The point is, we’re a hot people, as anyone will discover who takes the time to dig beneath layers of Gore-Tex, sodden tissues and ambivalence. We should be marketing ourselves accordingly. U.S. News & World Report put Canada at the top of a list of sexiest countries, batting away the inevitable doubters: “Shocked to see our northern, hockey-obsessed neighbours on the list?” We had earned the accolade, the magazine suggested, through our friendliness, our “laid-back” nature and our production of Ryan Reynolds. Steam leaked from our parkas.
Movie stars, pah! Books are the real path to our new identity as a global sexual powerhouse. Which is why I was a little surprised at the furore over the depiction of Anne Shirley that arose this week. The uproar, in case you missed it, centred around a new cover for the Anne of Green Gables series that was advertised on Amazon. In place of the tempestuous ginger orphan familiar to every Canadian child, there was a blond cowgirl who appeared to have graduated from the Jessica Simpson School of Pouting and Hair Management.
A righteous clamour arose, and the cover photo on that particular edition disappeared from Amazon. But why the fuss? It’s clear proof that the world doesn’t see us as a land of angry prepubescent orphans or hermits who live in abandoned sawmills, but strapping, sexually appealing young folk. Whose noses never run, and whose fingertips are never lost to frostbite.
Why stop with Anne? We could rebrand all of literature to better reflect our new global identity as the land of lust. Hagar Shipley in a bustier, reclining in Prairie wheat; Susanna Moodie in a fetching rabbit-skin bikini, with the snow artfully caught in her hair, and all signs of hypothermia airbrushed out. We wouldn’t even need to change the title of her book!
The other titles of the great Canadian canon could use a bit of tweaking if we’re to sell our naughtiness to the world: Me and My Cathouse; Filth Business; The Extremely Tight Hockey Sweater.
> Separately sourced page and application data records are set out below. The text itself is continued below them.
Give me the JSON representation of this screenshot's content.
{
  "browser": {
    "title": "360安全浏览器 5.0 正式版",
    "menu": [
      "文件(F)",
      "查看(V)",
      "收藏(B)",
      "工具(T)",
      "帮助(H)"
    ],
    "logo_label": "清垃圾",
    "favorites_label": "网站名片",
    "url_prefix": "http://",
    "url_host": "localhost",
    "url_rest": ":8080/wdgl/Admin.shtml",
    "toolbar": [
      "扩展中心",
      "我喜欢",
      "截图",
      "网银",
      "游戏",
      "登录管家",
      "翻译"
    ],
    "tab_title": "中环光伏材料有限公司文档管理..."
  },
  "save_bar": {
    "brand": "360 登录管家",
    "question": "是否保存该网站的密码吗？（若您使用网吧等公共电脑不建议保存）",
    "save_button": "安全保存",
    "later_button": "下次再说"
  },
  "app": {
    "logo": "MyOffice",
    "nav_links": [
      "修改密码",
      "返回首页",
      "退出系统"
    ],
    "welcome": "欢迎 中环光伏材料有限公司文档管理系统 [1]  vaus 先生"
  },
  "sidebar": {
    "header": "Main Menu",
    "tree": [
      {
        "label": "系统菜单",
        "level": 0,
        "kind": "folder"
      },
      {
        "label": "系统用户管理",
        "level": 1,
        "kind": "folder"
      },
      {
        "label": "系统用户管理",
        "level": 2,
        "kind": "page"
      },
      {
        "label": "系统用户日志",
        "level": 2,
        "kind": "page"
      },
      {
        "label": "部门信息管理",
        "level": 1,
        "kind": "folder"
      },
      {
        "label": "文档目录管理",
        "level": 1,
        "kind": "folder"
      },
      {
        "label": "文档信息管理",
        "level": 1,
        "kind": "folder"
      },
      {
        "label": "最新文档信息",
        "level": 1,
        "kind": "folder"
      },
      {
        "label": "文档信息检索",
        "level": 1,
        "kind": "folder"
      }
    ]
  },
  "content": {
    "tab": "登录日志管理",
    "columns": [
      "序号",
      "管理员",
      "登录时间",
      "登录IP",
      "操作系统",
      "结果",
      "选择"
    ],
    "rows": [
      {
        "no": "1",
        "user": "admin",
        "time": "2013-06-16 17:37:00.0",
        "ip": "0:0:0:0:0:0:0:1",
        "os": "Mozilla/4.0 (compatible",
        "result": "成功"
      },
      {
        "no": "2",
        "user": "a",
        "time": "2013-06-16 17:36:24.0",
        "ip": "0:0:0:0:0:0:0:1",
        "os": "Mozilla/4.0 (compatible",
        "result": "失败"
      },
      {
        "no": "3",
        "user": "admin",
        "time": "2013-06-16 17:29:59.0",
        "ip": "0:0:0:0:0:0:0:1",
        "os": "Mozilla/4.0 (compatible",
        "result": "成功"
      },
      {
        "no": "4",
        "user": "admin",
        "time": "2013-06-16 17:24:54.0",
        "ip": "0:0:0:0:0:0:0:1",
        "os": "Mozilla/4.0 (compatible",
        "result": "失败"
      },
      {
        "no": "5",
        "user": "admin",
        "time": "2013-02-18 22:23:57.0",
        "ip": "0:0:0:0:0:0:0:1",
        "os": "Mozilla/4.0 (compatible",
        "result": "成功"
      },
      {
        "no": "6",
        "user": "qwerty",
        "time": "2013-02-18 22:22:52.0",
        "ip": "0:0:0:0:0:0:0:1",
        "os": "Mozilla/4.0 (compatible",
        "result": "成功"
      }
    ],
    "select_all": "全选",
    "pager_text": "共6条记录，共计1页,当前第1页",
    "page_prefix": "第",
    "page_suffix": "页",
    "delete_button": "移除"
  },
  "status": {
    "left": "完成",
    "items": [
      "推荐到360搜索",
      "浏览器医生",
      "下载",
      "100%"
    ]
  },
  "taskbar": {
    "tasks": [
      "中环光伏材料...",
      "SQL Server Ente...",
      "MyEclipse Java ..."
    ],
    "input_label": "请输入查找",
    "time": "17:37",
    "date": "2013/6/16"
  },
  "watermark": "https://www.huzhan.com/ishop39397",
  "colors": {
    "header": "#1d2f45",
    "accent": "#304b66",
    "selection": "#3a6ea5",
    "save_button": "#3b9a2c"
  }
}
Pamela Anderson could be the series editor.
We’d be doing the country a favour. Canada has a bit of an identity crisis on the world stage, which is to say that it has no real identity. The odd time the country makes news around the world, it’s usually because there’s been a decapitation or mall shooting or a damning report about failing to act on climate change, which prompts the reaction: Canadians, hmm? I’d forgotten about them.
But no longer, not once the great patriotic rebranding begins, and we straddle this world like a colossus and squeeze for all it’s worth. I’ve got a slogan to get us started – Canada: We’ll See You Between the Covers.Report Typo/Error